saharanpur-caste-violence 

How administrative mishandling can lead to intense caste war, Uttar Pradesh’s Saharanpur is a clear example. Three persons have so far lost their life and several others injured in clashes between upper caste Thakur community members and the Dalits in the district. Clash started between them on small issues. While commemorating Maharana Pratap anniversary, the Thakur community members took out a procession amid loud and cacophonic music. Dalit community members objected to it as the procession was going through their makeshift huts and ‘Kachacha’ houses. Following this, arguments started between them and soon it turned violent, of which an eighteen year- old boy became the first victim. It was expected that the district administration would leave no stone unturned to stop it from becoming a caste riot. But it didn’t happen. And this is what continued law and order mess in the district suggests. In Shabbirpur village, the epicenter of clash, a mob from upper caste community set on fire 54 Dalit houses, resulting in further flaring of tension. In the untamed violent atmosphere of the district, one more life was lost and two others injured.

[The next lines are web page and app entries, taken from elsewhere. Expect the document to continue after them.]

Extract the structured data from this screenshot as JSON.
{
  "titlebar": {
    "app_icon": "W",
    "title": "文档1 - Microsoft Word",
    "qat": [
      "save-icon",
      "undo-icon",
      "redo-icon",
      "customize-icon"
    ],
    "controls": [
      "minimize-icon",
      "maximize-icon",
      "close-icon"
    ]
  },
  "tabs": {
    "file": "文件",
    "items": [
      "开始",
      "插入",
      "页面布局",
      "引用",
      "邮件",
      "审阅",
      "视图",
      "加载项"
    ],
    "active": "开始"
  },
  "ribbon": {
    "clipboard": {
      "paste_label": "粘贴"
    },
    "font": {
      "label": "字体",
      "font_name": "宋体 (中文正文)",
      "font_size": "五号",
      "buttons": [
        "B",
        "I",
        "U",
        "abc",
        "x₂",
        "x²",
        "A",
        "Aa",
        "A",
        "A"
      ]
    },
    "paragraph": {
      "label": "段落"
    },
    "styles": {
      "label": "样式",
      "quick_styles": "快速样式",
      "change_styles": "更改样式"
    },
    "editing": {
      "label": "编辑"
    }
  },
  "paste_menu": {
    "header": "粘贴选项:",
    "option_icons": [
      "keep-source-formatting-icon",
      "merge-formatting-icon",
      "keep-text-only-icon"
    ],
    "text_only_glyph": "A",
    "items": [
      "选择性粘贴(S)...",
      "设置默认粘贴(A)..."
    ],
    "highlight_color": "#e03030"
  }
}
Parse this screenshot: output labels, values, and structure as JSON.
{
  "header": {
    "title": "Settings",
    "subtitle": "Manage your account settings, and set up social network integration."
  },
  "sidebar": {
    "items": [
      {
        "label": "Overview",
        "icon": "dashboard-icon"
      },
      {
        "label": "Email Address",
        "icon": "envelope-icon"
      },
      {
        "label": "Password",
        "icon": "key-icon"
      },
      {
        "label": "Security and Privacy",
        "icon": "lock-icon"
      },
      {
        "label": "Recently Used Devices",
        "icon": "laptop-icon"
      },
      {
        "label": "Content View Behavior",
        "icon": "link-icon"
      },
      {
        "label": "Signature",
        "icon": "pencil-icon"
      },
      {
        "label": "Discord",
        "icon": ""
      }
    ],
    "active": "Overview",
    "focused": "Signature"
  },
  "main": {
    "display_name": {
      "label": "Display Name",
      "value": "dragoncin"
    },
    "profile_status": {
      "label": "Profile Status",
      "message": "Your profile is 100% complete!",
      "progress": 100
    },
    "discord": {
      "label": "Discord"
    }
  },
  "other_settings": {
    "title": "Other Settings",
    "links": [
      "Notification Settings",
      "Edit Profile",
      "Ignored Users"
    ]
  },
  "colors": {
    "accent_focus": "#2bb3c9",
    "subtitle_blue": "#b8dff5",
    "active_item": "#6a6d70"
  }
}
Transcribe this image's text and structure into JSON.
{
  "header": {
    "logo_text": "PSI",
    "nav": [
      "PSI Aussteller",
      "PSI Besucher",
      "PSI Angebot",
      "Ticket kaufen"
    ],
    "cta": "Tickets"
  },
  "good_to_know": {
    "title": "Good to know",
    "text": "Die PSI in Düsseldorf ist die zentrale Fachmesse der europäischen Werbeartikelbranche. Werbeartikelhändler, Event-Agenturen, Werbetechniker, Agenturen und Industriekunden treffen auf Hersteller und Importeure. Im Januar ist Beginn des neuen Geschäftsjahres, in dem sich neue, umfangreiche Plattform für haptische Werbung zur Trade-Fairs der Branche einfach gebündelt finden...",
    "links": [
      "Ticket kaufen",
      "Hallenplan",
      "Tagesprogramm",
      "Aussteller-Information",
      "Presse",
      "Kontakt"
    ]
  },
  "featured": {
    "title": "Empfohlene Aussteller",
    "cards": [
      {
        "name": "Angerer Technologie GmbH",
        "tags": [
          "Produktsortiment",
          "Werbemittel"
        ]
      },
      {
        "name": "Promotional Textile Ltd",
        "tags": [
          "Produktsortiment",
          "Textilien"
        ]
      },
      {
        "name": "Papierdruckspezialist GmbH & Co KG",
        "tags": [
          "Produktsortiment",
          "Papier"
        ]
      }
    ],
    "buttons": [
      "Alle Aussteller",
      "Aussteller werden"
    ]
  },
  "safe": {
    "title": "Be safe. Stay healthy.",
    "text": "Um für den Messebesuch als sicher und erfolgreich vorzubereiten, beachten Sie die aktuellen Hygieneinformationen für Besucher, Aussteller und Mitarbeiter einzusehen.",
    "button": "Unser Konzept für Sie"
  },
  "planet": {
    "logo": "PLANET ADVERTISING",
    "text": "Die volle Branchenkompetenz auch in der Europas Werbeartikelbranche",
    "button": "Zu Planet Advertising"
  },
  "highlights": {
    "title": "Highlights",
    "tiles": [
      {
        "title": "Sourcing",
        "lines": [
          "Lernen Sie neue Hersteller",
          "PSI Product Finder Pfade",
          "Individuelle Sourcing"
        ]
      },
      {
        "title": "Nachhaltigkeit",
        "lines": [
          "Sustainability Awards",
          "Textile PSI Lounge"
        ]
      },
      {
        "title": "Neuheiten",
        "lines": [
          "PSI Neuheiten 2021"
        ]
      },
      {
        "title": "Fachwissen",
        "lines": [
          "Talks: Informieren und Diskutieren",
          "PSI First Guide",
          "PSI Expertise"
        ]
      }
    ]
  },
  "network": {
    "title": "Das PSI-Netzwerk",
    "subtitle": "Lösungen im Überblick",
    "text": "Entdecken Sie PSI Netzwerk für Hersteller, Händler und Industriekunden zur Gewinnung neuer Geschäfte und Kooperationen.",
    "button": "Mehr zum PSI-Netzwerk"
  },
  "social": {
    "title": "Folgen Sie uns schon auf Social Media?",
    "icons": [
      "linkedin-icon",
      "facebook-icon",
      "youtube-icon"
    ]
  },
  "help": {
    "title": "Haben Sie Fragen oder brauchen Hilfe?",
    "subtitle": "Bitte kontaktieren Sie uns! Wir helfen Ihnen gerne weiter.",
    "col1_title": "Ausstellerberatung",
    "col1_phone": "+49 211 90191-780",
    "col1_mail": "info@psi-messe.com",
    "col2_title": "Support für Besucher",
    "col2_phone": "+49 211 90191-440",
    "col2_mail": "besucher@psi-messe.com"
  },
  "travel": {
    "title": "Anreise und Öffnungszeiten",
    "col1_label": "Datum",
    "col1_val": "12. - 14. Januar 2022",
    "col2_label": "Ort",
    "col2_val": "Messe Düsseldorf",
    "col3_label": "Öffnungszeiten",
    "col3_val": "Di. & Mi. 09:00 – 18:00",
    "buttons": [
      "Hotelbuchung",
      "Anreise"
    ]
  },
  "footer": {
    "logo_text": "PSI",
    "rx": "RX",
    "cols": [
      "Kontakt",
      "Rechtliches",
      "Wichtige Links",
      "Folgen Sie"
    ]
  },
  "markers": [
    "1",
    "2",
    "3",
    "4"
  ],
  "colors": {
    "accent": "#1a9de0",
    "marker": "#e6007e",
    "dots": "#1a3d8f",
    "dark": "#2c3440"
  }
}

But again, instead of buck stopping at rioters’ doors, the civil administration did nothing in terms of beefing up the area with high-level security and taking actions against culprits, resulting in more clashes and death. Several police vehicles were set ablaze, while 12 policemen were also injured in the caste-based riots. But then for the newly formed BJP-led government under Yogi Adityanath, the incident has served as a crude reminder of Uttar Pradesh being a complex society where even an inconsequential issue takes no time to become controversial and a bloody one. He should not forget that under the Akhilesh Yadav government more than 200 riots took place and that law and order in the state was the major reason behind its defeat in the just concluded assembly polls.

Has Saharanpur incident hit Yogi government’s image?

Indeed, the Saharanpur caste clash incident has besmirched the image of the Yogi government. Coming to power on the promises of toning up law and order of the state, caste-based clash has come as a rude shock to the people. More so in the background of the fact that Home department of the state is with the Chief Minister and that he monitors everything very closely. He has otherwise removed Senior Superintendent of Police S C Dubey and others for the reported inaction against rioters in Saharanpur district’s Shabbirpur village, but the damage has been done. It has damaged social cohabitations. It has also imparted incalculable political damage to the new government in the state in general and Prime Minister Narendra Modi in particular. After a gap of fifteen years, the BJP and its alliance partners could form a government in the state because people voted for Prime Minister Modi. His image as a no-nonsense leader with unshakable commitment to provide good governance was the factor behind electorates’ choice to give more than a thumping majority to the BJP and its alliance partners which romped in with 326 seats in the 403-member UP assembly. The caste riot in Saharanpur has torn asunder the image.

Will Thakur vs Dalit clash benefit BSP?

 Since there is no election in the immediate future, the incident could hardly be encashed by the Bahujan Samaj Party or its supremo, Mayawati. Although she visited Shabbirpur village after clash broke out between Thakurs and Dalit, but how far it would benefit her party, is in the realm of conjecture. The next assembly polls in the state are going to happen in 2022 and the parliamentary election is due in 2019. As such, in no way she would harvest the electoral crop by playing Dalit politics card. Yet one cannot reject Mayawati’s political acumen to turn the table against the ruling dispensation. She is known for her gutsiness. To keep herself on the top of Dalit leadership in the state, she may use the incident and others to drive a wedge between Dalit and the BJP, the saffron party which is feverishly trying to win the former away from Mayawati’s clutches.

The BJP knows that the 2019 parliamentary election is very important for the party. In order to make return of Modi to power at the Centre possible, the saffron party will have to woo Dalits to its side. In the 2014 parliamentary polls and also in Uttar Pradesh assembly election, Jatav, a Dalit community of which former UP Chief Minister and BSP boss Mayawati belongs to, voted overwhelmingly for the BSP. The saffron party was, however, successful in winning over non-Jatav votes. The BSP scored zero in the parliamentary polls, but could win 19 seats in assembly election in Uttar Pradesh—giving a major setback to the BSP’s dream of becoming a ruling party in the state. The Dalit-based party was also pushed to the margins of state politics. However, the Shabbirpur village incident could enable the BSP and its supremo to remain in political relevance, even as there is no election in the immediate future to make it reap the political benefits.

Conclusion

 The ruling establishment in Uttar Pradesh is certainly responsible for delay in containing the fire of caste fight. Before things go out of control, the Yogi government should fairly deal with the situation and allow justice to prevail in the riot-hit area in an impartial manner.